SM: Long lens, anamorphic, so we’ve got about an inch for depth of field, but it looks insanely beautiful. We’ve now got the crew on our side because they’ve been seeing the dailies and how good things look. We knew what we were putting on the neg, where we could place the exposure, how it was cutting together. We knew we had something about six months in. We were ‘doing a Barry Lyndon’ (1975).
AC: Did you operate the Phantom on Gangster Squad (2013)?
SM: Yes, I did. That all started because of John Seale, one of the finest cameramen to ever come out of Australia. I remember when I was a student member of ACS, I remember we went to a meeting and discussed ‘shooting on rust’, which was the ferrous oxide on tape. Betacam was still to come, but we could see that this was maybe the way to go with acquisition.
Seale was telling stories like I’m telling now. This was 1989. He said “Listen, one day they are going to recording on little chips one day. It will then be blasted up to a satellite, then blasted down to a cinema. You all have a responsibility to learn everything you can about HD, and claim it. Don’t be afraid of it, claim it!” I remember thinking, that guy turned my head around. From then on I familiarised myself with the evolving forms of digital acquisition.
AC: The Phantom can potentially be abused. How do you know what will work best on it?
SM: Seale also taught us, in those days of celluloid, to see the world in black and white. Take your spot meter, get the Ansell Adams book on the negative, learn the zone system, learn exposure ranges in a black and white world.

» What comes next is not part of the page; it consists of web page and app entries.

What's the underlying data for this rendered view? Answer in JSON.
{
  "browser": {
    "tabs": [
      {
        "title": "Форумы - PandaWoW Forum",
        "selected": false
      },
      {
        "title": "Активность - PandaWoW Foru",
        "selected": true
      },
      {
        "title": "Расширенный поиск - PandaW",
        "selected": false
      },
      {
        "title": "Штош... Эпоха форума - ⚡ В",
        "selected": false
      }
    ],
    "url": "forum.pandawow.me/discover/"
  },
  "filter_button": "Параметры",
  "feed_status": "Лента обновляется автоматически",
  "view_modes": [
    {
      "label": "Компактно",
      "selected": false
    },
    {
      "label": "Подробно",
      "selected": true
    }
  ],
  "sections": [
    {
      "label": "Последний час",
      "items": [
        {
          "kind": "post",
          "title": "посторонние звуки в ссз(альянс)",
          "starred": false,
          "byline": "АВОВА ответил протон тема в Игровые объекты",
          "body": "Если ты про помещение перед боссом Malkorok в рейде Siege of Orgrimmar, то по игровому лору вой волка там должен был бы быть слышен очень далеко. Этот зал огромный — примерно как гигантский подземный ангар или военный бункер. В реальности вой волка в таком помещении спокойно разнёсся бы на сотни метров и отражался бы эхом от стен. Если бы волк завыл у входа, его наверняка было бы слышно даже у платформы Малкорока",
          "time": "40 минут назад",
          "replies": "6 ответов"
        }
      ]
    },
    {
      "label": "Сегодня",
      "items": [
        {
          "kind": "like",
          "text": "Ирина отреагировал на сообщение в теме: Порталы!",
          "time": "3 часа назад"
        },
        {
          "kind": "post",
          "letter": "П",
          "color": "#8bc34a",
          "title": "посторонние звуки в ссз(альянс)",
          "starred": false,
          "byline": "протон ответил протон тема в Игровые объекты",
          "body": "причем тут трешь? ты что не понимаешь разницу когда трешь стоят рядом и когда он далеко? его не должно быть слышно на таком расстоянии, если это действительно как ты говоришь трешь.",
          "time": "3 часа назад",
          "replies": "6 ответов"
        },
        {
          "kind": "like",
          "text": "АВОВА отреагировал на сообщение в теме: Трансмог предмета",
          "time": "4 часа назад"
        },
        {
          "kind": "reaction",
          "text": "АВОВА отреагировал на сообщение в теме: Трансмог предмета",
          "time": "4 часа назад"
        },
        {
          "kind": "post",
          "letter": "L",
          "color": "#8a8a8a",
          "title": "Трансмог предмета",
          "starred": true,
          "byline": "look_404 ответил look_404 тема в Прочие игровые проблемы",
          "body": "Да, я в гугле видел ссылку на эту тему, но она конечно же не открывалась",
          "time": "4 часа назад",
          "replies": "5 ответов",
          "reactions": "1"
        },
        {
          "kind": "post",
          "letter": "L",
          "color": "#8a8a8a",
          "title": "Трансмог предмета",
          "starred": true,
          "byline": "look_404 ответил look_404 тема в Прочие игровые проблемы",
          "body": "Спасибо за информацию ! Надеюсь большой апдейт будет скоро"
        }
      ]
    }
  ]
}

Use the meter only for confirmation. Beebe learned that same zone system. You might get a surprise in the dailies, but you could really pre-visualise in your mind what it would look like. The power and creativity lay in the hands of the DOP in those days. With the Phantom, you have to do the same thing, you have to know what something will be like at 1200 frames, what the intervals will be like if the editor wants to make is 600, 300, cut it all down, how is it going to ramp, where are you going to ramp it. That will influence how you pan it, or tilt it, how the focus rolls over. While you’re watching the shot you’re also pre-visualising it.
Lindsay Coleman is an author, film academic and contributor to Australian Cinematographer Magazine.